Items from a data source
------

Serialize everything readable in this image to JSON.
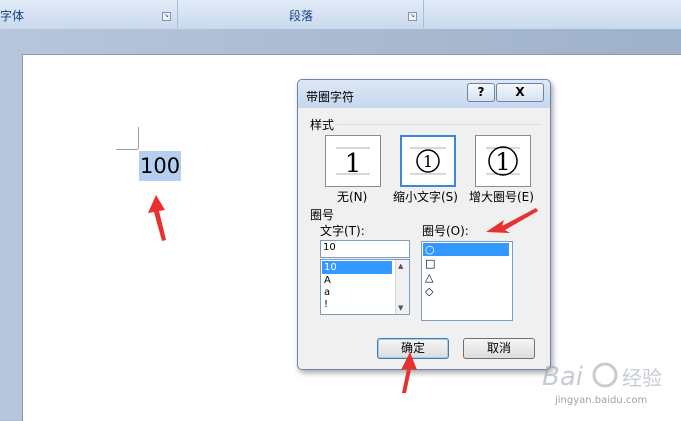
{
  "ribbon": {
    "group_font": "字体",
    "group_paragraph": "段落",
    "launcher_glyph": "↘"
  },
  "document": {
    "selected_text": "100"
  },
  "dialog": {
    "title": "带圈字符",
    "help_label": "?",
    "close_label": "X",
    "style_section_label": "样式",
    "style_options": [
      {
        "label": "无(N)",
        "glyph": "1"
      },
      {
        "label": "缩小文字(S)",
        "glyph": "1"
      },
      {
        "label": "增大圈号(E)",
        "glyph": "1"
      }
    ],
    "selected_style_index": 1,
    "enclosure_section_label": "圈号",
    "text_label": "文字(T):",
    "text_value": "10",
    "text_list": [
      "10",
      "A",
      "a",
      "!"
    ],
    "enclosure_label": "圈号(O):",
    "enclosure_list": [
      "○",
      "□",
      "△",
      "◇"
    ],
    "ok_label": "确定",
    "cancel_label": "取消"
  },
  "colors": {
    "arrow": "#e8312f",
    "selection": "#3399ff",
    "highlight_text": "#b6cff0"
  },
  "watermark": {
    "brand": "Bai 经验",
    "url": "jingyan.baidu.com"
  }
}
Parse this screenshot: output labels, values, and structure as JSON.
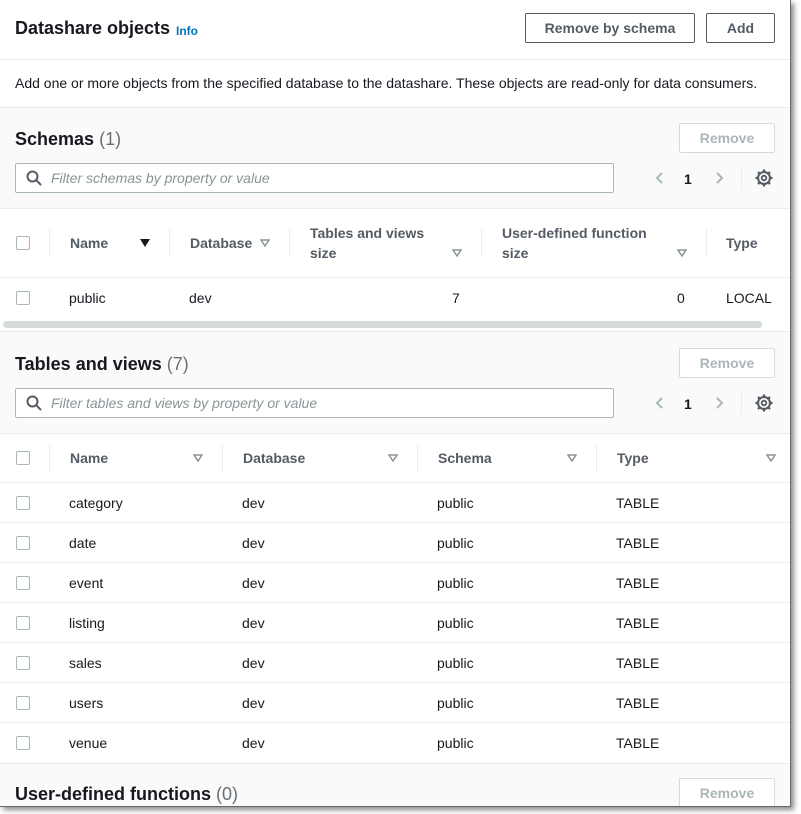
{
  "header": {
    "title": "Datashare objects",
    "info": "Info",
    "remove_by_schema": "Remove by schema",
    "add": "Add",
    "description": "Add one or more objects from the specified database to the datashare. These objects are read-only for data consumers."
  },
  "schemas": {
    "title": "Schemas",
    "count": "(1)",
    "remove": "Remove",
    "search_placeholder": "Filter schemas by property or value",
    "page": "1",
    "columns": {
      "name": "Name",
      "database": "Database",
      "tv_line1": "Tables and views",
      "tv_line2": "size",
      "udf_line1": "User-defined function",
      "udf_line2": "size",
      "type": "Type"
    },
    "rows": [
      {
        "name": "public",
        "database": "dev",
        "tables_views": "7",
        "udf": "0",
        "type": "LOCAL"
      }
    ]
  },
  "tables": {
    "title": "Tables and views",
    "count": "(7)",
    "remove": "Remove",
    "search_placeholder": "Filter tables and views by property or value",
    "page": "1",
    "columns": {
      "name": "Name",
      "database": "Database",
      "schema": "Schema",
      "type": "Type"
    },
    "rows": [
      {
        "name": "category",
        "database": "dev",
        "schema": "public",
        "type": "TABLE"
      },
      {
        "name": "date",
        "database": "dev",
        "schema": "public",
        "type": "TABLE"
      },
      {
        "name": "event",
        "database": "dev",
        "schema": "public",
        "type": "TABLE"
      },
      {
        "name": "listing",
        "database": "dev",
        "schema": "public",
        "type": "TABLE"
      },
      {
        "name": "sales",
        "database": "dev",
        "schema": "public",
        "type": "TABLE"
      },
      {
        "name": "users",
        "database": "dev",
        "schema": "public",
        "type": "TABLE"
      },
      {
        "name": "venue",
        "database": "dev",
        "schema": "public",
        "type": "TABLE"
      }
    ]
  },
  "udfs": {
    "title": "User-defined functions",
    "count": "(0)",
    "remove": "Remove"
  },
  "icons": {
    "search": "search-icon",
    "gear": "gear-icon",
    "chevron_left": "chevron-left-icon",
    "chevron_right": "chevron-right-icon",
    "sort_desc": "sort-descending-icon",
    "sort_neutral": "sort-neutral-icon"
  },
  "colors": {
    "info_link": "#0073bb",
    "text": "#16191f",
    "secondary_text": "#545b64",
    "disabled": "#aab7b8"
  }
}
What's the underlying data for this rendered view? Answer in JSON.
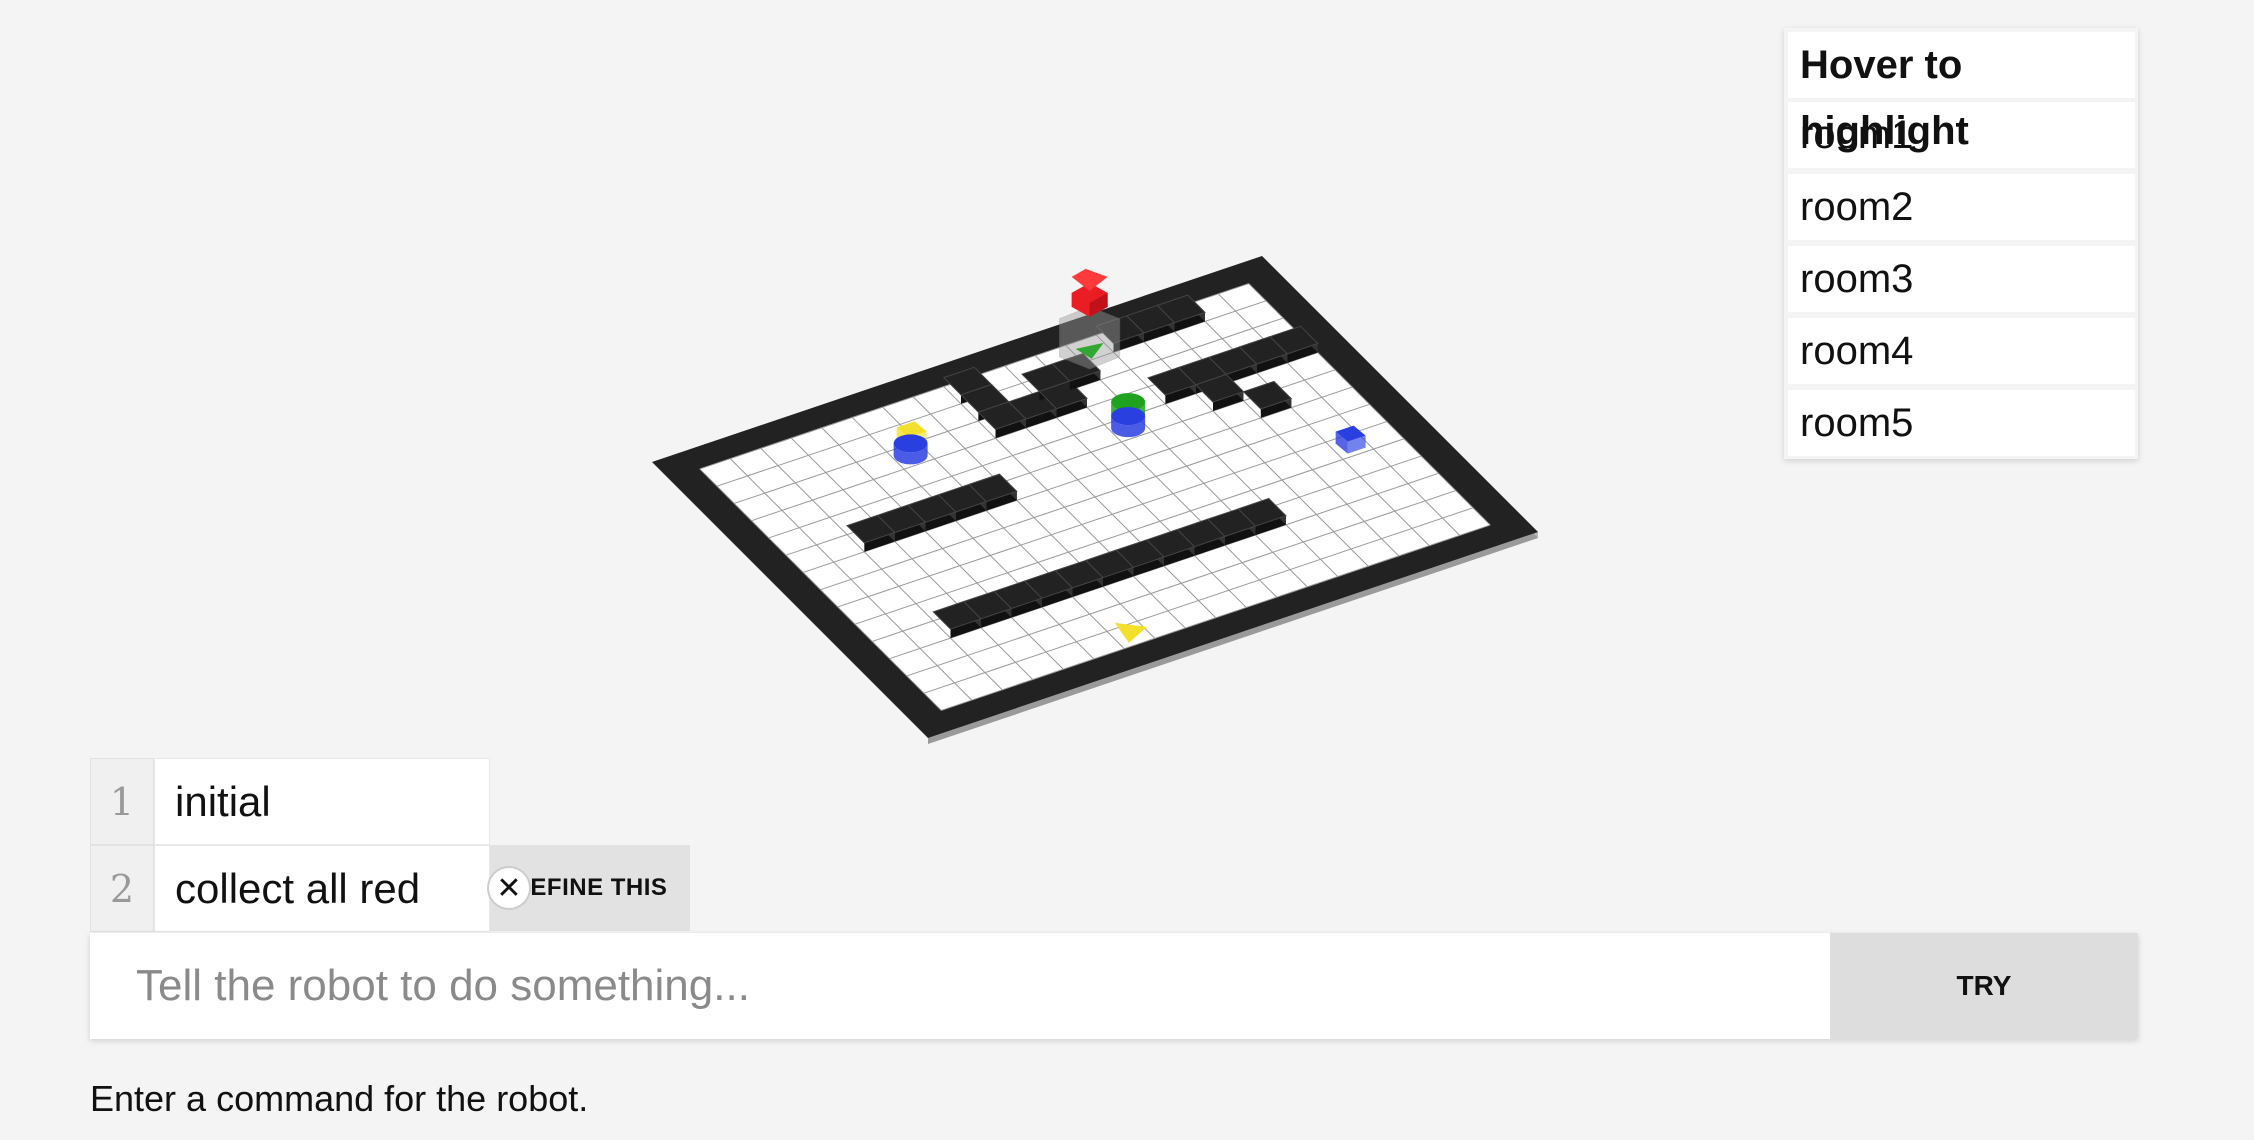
{
  "highlight_panel": {
    "title": "Hover to highlight",
    "rooms": [
      "room1",
      "room2",
      "room3",
      "room4",
      "room5"
    ]
  },
  "history": [
    {
      "num": "1",
      "text": "initial"
    },
    {
      "num": "2",
      "text": "collect all red"
    }
  ],
  "buttons": {
    "clear_symbol": "✕",
    "define_label": "DEFINE THIS",
    "try_label": "TRY"
  },
  "command": {
    "placeholder": "Tell the robot to do something..."
  },
  "status_text": "Enter a command for the robot.",
  "colors": {
    "background": "#f4f4f4",
    "wall": "#222222",
    "floor": "#ffffff",
    "grid": "#999999",
    "yellow": "#f2e02a",
    "blue": "#2a3fe0",
    "green": "#1fa31f",
    "red": "#ea1c24"
  },
  "world": {
    "cols": 20,
    "rows": 16,
    "walls": [
      [
        9,
        1
      ],
      [
        9,
        2
      ],
      [
        9,
        3
      ],
      [
        10,
        3
      ],
      [
        11,
        3
      ],
      [
        11,
        2
      ],
      [
        12,
        2
      ],
      [
        3,
        6
      ],
      [
        4,
        6
      ],
      [
        5,
        6
      ],
      [
        6,
        6
      ],
      [
        7,
        6
      ],
      [
        14,
        1
      ],
      [
        15,
        1
      ],
      [
        16,
        1
      ],
      [
        14,
        4
      ],
      [
        15,
        4
      ],
      [
        16,
        4
      ],
      [
        17,
        4
      ],
      [
        18,
        4
      ],
      [
        15,
        5
      ],
      [
        16,
        6
      ],
      [
        3,
        11
      ],
      [
        4,
        11
      ],
      [
        5,
        11
      ],
      [
        6,
        11
      ],
      [
        7,
        11
      ],
      [
        8,
        11
      ],
      [
        9,
        11
      ],
      [
        10,
        11
      ],
      [
        11,
        11
      ],
      [
        12,
        11
      ],
      [
        13,
        11
      ]
    ],
    "objects": [
      {
        "type": "block",
        "color": "yellow",
        "col": 6,
        "row": 3
      },
      {
        "type": "cylinder",
        "color": "blue",
        "col": 6,
        "row": 3
      },
      {
        "type": "cylinder",
        "color": "green",
        "col": 12,
        "row": 5
      },
      {
        "type": "cylinder",
        "color": "blue",
        "col": 12,
        "row": 5
      },
      {
        "type": "block",
        "color": "blue",
        "col": 17,
        "row": 9
      },
      {
        "type": "triangle",
        "color": "yellow",
        "col": 7,
        "row": 14
      },
      {
        "type": "robot",
        "color": "red",
        "col": 13,
        "row": 1
      }
    ]
  }
}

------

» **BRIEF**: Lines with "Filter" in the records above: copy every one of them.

» **RESPONSE AREA**:
    "search_placeholder": "Filter schemas by property or value",
    "search_placeholder": "Filter tables and views by property or value",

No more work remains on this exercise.